● **Work to be completed**:
Print, exactly and completely, every entry in the data.
** Opening Supplied data block **
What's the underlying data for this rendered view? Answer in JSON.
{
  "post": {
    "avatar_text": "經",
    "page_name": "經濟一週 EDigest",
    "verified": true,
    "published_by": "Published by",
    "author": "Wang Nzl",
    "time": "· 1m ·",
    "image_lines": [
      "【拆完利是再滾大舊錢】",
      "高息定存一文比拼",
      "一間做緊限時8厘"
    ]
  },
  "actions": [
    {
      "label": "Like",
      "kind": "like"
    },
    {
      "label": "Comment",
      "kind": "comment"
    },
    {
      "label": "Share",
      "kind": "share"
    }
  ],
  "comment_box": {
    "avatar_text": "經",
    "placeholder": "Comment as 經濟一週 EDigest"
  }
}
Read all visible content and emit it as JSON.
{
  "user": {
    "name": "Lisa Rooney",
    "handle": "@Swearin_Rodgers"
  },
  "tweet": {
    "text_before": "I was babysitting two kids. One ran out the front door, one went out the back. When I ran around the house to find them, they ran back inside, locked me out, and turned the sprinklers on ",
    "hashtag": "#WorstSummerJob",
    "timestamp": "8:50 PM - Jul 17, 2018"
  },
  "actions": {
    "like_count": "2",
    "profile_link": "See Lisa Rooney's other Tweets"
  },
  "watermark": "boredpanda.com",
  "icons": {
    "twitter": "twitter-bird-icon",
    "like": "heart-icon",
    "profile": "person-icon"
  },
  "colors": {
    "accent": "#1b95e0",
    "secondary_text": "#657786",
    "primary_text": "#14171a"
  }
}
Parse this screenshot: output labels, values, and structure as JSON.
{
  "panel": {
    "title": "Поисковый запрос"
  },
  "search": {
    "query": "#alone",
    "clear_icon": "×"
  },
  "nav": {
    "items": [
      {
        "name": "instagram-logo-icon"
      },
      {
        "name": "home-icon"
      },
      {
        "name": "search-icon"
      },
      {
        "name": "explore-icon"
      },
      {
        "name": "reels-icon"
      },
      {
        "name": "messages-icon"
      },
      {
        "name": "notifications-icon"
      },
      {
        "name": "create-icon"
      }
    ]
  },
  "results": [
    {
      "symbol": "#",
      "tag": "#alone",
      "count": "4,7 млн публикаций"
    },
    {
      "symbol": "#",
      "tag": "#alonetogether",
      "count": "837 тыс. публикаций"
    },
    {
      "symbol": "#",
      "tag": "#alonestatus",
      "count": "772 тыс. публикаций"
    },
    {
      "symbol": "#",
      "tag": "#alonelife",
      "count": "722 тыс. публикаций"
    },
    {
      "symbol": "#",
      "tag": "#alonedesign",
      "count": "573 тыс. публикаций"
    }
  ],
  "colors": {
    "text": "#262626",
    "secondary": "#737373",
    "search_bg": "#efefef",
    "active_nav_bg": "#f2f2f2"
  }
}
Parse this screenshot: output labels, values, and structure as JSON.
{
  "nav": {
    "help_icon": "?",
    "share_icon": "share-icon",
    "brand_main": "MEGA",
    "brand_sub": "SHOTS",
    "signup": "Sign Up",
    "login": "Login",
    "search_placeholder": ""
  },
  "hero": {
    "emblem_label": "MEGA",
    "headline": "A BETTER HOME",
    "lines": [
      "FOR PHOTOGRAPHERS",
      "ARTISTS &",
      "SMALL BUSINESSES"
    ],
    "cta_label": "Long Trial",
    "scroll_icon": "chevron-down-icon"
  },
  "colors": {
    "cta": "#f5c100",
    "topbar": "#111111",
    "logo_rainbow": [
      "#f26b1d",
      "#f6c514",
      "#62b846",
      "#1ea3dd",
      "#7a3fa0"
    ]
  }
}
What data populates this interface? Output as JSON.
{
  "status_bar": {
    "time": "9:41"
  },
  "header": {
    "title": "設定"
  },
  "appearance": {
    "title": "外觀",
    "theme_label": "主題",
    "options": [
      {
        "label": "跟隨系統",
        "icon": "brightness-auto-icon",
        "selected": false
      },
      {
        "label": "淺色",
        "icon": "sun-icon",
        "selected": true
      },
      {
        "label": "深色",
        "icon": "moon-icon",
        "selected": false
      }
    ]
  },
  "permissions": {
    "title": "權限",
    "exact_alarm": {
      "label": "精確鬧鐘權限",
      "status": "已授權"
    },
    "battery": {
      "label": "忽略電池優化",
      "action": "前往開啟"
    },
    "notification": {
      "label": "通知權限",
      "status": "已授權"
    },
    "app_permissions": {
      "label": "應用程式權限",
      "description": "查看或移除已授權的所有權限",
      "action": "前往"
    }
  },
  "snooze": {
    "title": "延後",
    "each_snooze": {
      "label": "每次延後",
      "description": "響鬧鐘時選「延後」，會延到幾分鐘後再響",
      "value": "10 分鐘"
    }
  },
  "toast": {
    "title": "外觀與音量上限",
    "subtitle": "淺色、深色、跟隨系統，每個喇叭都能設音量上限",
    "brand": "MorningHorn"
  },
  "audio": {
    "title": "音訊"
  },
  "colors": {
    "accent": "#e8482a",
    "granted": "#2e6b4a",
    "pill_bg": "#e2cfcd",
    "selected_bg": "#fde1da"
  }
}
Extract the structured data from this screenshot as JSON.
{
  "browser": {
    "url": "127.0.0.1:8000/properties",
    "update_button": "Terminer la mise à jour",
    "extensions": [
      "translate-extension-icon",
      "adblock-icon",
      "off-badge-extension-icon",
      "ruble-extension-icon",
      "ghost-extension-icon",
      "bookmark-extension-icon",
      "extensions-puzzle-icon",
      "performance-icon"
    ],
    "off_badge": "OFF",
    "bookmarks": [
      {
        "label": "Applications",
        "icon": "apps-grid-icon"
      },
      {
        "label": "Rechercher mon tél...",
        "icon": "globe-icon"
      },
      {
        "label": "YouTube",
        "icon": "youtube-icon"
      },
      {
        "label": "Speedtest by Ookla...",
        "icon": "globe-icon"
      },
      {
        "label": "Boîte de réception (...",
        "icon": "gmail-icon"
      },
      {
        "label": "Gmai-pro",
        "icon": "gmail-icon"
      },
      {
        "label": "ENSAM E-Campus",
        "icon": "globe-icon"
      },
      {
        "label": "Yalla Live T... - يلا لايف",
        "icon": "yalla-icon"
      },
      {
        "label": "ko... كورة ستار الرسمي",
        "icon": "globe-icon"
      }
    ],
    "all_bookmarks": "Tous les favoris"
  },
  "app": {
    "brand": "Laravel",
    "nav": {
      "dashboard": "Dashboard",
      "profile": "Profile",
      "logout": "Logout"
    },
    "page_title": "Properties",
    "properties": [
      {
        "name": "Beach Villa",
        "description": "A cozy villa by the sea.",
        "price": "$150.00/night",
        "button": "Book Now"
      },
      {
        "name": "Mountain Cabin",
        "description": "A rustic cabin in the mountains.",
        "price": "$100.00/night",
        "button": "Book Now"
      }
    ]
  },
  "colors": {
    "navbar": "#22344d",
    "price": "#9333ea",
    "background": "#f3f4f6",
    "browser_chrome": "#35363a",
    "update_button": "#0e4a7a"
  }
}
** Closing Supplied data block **
● **Output for this exercise**:
What's the underlying data for this rendered view? Answer in JSON.
{
  "post": {
    "avatar_text": "經",
    "page_name": "經濟一週 EDigest",
    "verified": true,
    "published_by": "Published by",
    "author": "Wang Nzl",
    "time": "· 1m ·",
    "image_lines": [
      "【拆完利是再滾大舊錢】",
      "高息定存一文比拼",
      "一間做緊限時8厘"
    ]
  },
  "actions": [
    {
      "label": "Like",
      "kind": "like"
    },
    {
      "label": "Comment",
      "kind": "comment"
    },
    {
      "label": "Share",
      "kind": "share"
    }
  ],
  "comment_box": {
    "avatar_text": "經",
    "placeholder": "Comment as 經濟一週 EDigest"
  }
}
Read all visible content and emit it as JSON.
{
  "user": {
    "name": "Lisa Rooney",
    "handle": "@Swearin_Rodgers"
  },
  "tweet": {
    "text_before": "I was babysitting two kids. One ran out the front door, one went out the back. When I ran around the house to find them, they ran back inside, locked me out, and turned the sprinklers on ",
    "hashtag": "#WorstSummerJob",
    "timestamp": "8:50 PM - Jul 17, 2018"
  },
  "actions": {
    "like_count": "2",
    "profile_link": "See Lisa Rooney's other Tweets"
  },
  "watermark": "boredpanda.com",
  "icons": {
    "twitter": "twitter-bird-icon",
    "like": "heart-icon",
    "profile": "person-icon"
  },
  "colors": {
    "accent": "#1b95e0",
    "secondary_text": "#657786",
    "primary_text": "#14171a"
  }
}
Parse this screenshot: output labels, values, and structure as JSON.
{
  "panel": {
    "title": "Поисковый запрос"
  },
  "search": {
    "query": "#alone",
    "clear_icon": "×"
  },
  "nav": {
    "items": [
      {
        "name": "instagram-logo-icon"
      },
      {
        "name": "home-icon"
      },
      {
        "name": "search-icon"
      },
      {
        "name": "explore-icon"
      },
      {
        "name": "reels-icon"
      },
      {
        "name": "messages-icon"
      },
      {
        "name": "notifications-icon"
      },
      {
        "name": "create-icon"
      }
    ]
  },
  "results": [
    {
      "symbol": "#",
      "tag": "#alone",
      "count": "4,7 млн публикаций"
    },
    {
      "symbol": "#",
      "tag": "#alonetogether",
      "count": "837 тыс. публикаций"
    },
    {
      "symbol": "#",
      "tag": "#alonestatus",
      "count": "772 тыс. публикаций"
    },
    {
      "symbol": "#",
      "tag": "#alonelife",
      "count": "722 тыс. публикаций"
    },
    {
      "symbol": "#",
      "tag": "#alonedesign",
      "count": "573 тыс. публикаций"
    }
  ],
  "colors": {
    "text": "#262626",
    "secondary": "#737373",
    "search_bg": "#efefef",
    "active_nav_bg": "#f2f2f2"
  }
}
Parse this screenshot: output labels, values, and structure as JSON.
{
  "nav": {
    "help_icon": "?",
    "share_icon": "share-icon",
    "brand_main": "MEGA",
    "brand_sub": "SHOTS",
    "signup": "Sign Up",
    "login": "Login",
    "search_placeholder": ""
  },
  "hero": {
    "emblem_label": "MEGA",
    "headline": "A BETTER HOME",
    "lines": [
      "FOR PHOTOGRAPHERS",
      "ARTISTS &",
      "SMALL BUSINESSES"
    ],
    "cta_label": "Long Trial",
    "scroll_icon": "chevron-down-icon"
  },
  "colors": {
    "cta": "#f5c100",
    "topbar": "#111111",
    "logo_rainbow": [
      "#f26b1d",
      "#f6c514",
      "#62b846",
      "#1ea3dd",
      "#7a3fa0"
    ]
  }
}
What data populates this interface? Output as JSON.
{
  "status_bar": {
    "time": "9:41"
  },
  "header": {
    "title": "設定"
  },
  "appearance": {
    "title": "外觀",
    "theme_label": "主題",
    "options": [
      {
        "label": "跟隨系統",
        "icon": "brightness-auto-icon",
        "selected": false
      },
      {
        "label": "淺色",
        "icon": "sun-icon",
        "selected": true
      },
      {
        "label": "深色",
        "icon": "moon-icon",
        "selected": false
      }
    ]
  },
  "permissions": {
    "title": "權限",
    "exact_alarm": {
      "label": "精確鬧鐘權限",
      "status": "已授權"
    },
    "battery": {
      "label": "忽略電池優化",
      "action": "前往開啟"
    },
    "notification": {
      "label": "通知權限",
      "status": "已授權"
    },
    "app_permissions": {
      "label": "應用程式權限",
      "description": "查看或移除已授權的所有權限",
      "action": "前往"
    }
  },
  "snooze": {
    "title": "延後",
    "each_snooze": {
      "label": "每次延後",
      "description": "響鬧鐘時選「延後」，會延到幾分鐘後再響",
      "value": "10 分鐘"
    }
  },
  "toast": {
    "title": "外觀與音量上限",
    "subtitle": "淺色、深色、跟隨系統，每個喇叭都能設音量上限",
    "brand": "MorningHorn"
  },
  "audio": {
    "title": "音訊"
  },
  "colors": {
    "accent": "#e8482a",
    "granted": "#2e6b4a",
    "pill_bg": "#e2cfcd",
    "selected_bg": "#fde1da"
  }
}
Extract the structured data from this screenshot as JSON.
{
  "browser": {
    "url": "127.0.0.1:8000/properties",
    "update_button": "Terminer la mise à jour",
    "extensions": [
      "translate-extension-icon",
      "adblock-icon",
      "off-badge-extension-icon",
      "ruble-extension-icon",
      "ghost-extension-icon",
      "bookmark-extension-icon",
      "extensions-puzzle-icon",
      "performance-icon"
    ],
    "off_badge": "OFF",
    "bookmarks": [
      {
        "label": "Applications",
        "icon": "apps-grid-icon"
      },
      {
        "label": "Rechercher mon tél...",
        "icon": "globe-icon"
      },
      {
        "label": "YouTube",
        "icon": "youtube-icon"
      },
      {
        "label": "Speedtest by Ookla...",
        "icon": "globe-icon"
      },
      {
        "label": "Boîte de réception (...",
        "icon": "gmail-icon"
      },
      {
        "label": "Gmai-pro",
        "icon": "gmail-icon"
      },
      {
        "label": "ENSAM E-Campus",
        "icon": "globe-icon"
      },
      {
        "label": "Yalla Live T... - يلا لايف",
        "icon": "yalla-icon"
      },
      {
        "label": "ko... كورة ستار الرسمي",
        "icon": "globe-icon"
      }
    ],
    "all_bookmarks": "Tous les favoris"
  },
  "app": {
    "brand": "Laravel",
    "nav": {
      "dashboard": "Dashboard",
      "profile": "Profile",
      "logout": "Logout"
    },
    "page_title": "Properties",
    "properties": [
      {
        "name": "Beach Villa",
        "description": "A cozy villa by the sea.",
        "price": "$150.00/night",
        "button": "Book Now"
      },
      {
        "name": "Mountain Cabin",
        "description": "A rustic cabin in the mountains.",
        "price": "$100.00/night",
        "button": "Book Now"
      }
    ]
  },
  "colors": {
    "navbar": "#22344d",
    "price": "#9333ea",
    "background": "#f3f4f6",
    "browser_chrome": "#35363a",
    "update_button": "#0e4a7a"
  }
}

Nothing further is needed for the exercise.